The Million Mask March – muppets
The old joke runs that Guy Fawkes was the only man ever to enter parliament with honest intentions. But at least the idea that blowing up parliament is a more noble calling than serving in it is supposed to be funny. Protesters like those who gathered outside parliament and Buckingham Palace last night in Guy Fawkes masks appear to be in earnest when they appropriate the image of a man who wanted to restore a Catholic monarchy in place of the Protestant one as a symbol of a supposedly popular rebellion.
If the symbolism of the absurdly misnamed ‘Million Mask March’ appears to reveal a bad case of historical illiteracy, its real source is of course the execrable 2005 film adaptation of comic book V for Vendetta, in which a man in a Guy Fawkes mask battles a fascist regime, Stephen Fry plays a gay Koran collector (the liberal’s fantasy fascists hate gays and Muslims), and Natalie Portman has a haircut.
And if the fact that Guy Fawkes himself was a Catholic reactionary rather than a champion of the people has not given protesters pause for thought, perhaps it is because they are less interested in history than in masks per se. The protests were organised by Anonymous, the pretentious shower of laptop revolutionaries who are always threatening to shut down capitalism but in fact never seem to get past standing around in masks. In making a virtue of their anonymity (which might sometimes be necessary in actual fascist regimes), they reveal their lack of political seriousness. Because going on a political demonstration in a mask is like signing a petition under a pseudonym. Cowardly and pointless.

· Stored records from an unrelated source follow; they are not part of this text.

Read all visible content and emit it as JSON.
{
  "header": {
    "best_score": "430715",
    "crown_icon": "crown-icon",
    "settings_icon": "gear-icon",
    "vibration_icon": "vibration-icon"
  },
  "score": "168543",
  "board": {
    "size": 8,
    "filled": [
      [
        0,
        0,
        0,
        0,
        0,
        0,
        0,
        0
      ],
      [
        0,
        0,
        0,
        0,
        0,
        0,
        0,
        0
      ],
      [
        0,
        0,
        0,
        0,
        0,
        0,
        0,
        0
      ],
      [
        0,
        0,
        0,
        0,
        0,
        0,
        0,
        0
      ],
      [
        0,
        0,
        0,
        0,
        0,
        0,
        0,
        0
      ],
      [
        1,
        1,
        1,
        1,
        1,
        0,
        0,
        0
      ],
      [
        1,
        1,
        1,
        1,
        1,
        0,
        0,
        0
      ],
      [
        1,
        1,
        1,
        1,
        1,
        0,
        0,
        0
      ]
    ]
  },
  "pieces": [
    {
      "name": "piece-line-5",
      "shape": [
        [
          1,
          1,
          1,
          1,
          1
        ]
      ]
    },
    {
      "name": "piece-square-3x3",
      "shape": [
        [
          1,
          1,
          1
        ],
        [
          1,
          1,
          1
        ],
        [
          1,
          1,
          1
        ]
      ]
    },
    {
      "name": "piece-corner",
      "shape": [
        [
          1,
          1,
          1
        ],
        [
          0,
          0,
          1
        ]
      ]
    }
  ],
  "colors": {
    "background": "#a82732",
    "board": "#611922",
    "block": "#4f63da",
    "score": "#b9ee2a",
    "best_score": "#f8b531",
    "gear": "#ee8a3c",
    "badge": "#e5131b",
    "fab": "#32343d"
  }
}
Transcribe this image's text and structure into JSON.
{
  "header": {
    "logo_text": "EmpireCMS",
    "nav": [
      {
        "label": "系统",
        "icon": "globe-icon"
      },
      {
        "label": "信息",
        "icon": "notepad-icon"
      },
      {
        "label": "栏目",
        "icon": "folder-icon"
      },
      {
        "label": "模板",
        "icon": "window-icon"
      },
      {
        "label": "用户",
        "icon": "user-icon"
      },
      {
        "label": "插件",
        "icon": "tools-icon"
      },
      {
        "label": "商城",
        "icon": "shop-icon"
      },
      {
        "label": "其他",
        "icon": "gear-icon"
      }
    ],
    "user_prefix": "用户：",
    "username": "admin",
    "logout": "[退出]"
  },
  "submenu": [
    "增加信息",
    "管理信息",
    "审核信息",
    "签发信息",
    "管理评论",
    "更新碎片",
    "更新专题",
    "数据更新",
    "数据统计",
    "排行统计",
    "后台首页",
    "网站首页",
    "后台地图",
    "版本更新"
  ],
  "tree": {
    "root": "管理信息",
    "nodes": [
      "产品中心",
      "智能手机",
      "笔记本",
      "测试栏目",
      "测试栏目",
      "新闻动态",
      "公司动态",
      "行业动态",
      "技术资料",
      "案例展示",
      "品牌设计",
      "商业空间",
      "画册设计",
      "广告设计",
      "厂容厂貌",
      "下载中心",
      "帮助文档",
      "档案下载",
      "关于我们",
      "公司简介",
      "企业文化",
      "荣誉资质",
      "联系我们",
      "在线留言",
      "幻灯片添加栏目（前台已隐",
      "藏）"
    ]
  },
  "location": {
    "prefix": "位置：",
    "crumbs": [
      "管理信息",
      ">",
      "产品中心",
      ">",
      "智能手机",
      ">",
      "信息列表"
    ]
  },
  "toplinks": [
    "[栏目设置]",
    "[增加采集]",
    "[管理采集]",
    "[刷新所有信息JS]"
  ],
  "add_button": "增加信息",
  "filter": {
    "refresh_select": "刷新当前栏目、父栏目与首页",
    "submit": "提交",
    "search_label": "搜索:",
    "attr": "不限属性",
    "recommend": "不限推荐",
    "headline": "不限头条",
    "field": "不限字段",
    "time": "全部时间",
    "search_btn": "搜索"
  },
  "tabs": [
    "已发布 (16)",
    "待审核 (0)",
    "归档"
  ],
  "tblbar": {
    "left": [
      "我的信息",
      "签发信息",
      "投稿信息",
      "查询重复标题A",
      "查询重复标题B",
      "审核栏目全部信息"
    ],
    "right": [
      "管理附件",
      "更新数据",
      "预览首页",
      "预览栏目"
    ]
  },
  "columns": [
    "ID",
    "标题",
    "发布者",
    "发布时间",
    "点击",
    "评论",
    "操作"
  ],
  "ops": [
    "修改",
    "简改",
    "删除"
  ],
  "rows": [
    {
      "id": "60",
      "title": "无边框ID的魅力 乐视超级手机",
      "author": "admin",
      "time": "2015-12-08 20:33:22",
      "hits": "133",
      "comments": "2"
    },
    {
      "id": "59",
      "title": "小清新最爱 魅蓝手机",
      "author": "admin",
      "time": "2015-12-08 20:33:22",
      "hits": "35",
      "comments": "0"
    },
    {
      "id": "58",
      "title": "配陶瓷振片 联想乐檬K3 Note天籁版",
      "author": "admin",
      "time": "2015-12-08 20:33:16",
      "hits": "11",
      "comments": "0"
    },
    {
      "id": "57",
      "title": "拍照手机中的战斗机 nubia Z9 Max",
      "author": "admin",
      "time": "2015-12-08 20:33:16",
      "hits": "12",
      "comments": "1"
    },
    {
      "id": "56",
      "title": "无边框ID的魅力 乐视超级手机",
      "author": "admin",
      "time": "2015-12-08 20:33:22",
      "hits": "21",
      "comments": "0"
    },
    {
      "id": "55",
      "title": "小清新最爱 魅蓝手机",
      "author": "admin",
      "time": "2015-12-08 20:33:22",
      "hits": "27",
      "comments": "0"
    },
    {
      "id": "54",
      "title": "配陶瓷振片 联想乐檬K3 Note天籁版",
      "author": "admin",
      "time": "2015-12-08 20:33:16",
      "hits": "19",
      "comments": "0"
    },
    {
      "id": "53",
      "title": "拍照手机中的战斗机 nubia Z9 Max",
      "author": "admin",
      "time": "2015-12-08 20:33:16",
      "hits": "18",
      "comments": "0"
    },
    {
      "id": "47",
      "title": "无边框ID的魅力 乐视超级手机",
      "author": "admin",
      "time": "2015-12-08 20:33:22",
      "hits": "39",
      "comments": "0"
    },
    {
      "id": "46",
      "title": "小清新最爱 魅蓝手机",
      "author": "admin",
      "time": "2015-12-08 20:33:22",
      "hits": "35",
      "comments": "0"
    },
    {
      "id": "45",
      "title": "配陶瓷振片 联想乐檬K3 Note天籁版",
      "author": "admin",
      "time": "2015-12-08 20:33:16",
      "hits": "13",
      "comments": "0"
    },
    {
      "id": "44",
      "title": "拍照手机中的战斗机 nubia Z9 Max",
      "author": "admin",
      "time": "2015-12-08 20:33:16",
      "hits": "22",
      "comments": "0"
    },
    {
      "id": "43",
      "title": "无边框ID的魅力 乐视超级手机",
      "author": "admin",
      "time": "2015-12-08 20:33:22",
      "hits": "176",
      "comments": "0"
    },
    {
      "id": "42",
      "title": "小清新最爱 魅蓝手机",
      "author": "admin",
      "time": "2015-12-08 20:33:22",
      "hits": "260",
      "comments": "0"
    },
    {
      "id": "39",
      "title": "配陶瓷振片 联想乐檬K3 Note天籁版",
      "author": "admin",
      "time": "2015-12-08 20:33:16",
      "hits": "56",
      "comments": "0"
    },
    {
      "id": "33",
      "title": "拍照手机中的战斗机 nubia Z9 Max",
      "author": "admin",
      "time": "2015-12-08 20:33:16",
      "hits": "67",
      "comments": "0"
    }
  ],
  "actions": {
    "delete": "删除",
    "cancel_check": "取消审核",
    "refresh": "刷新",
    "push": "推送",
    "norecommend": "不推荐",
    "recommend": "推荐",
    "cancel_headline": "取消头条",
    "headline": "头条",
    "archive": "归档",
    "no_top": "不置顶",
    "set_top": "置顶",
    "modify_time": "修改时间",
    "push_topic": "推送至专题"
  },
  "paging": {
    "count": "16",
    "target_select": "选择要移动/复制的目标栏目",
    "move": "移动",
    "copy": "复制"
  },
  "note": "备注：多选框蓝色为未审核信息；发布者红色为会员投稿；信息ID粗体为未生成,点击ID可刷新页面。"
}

‘Whose streets? Our streets!’ they shouted last night. But who exactly are ‘they’ to be claiming possession of public space? Hiding behind their silly masks, they might as well be agents of the Spanish crown.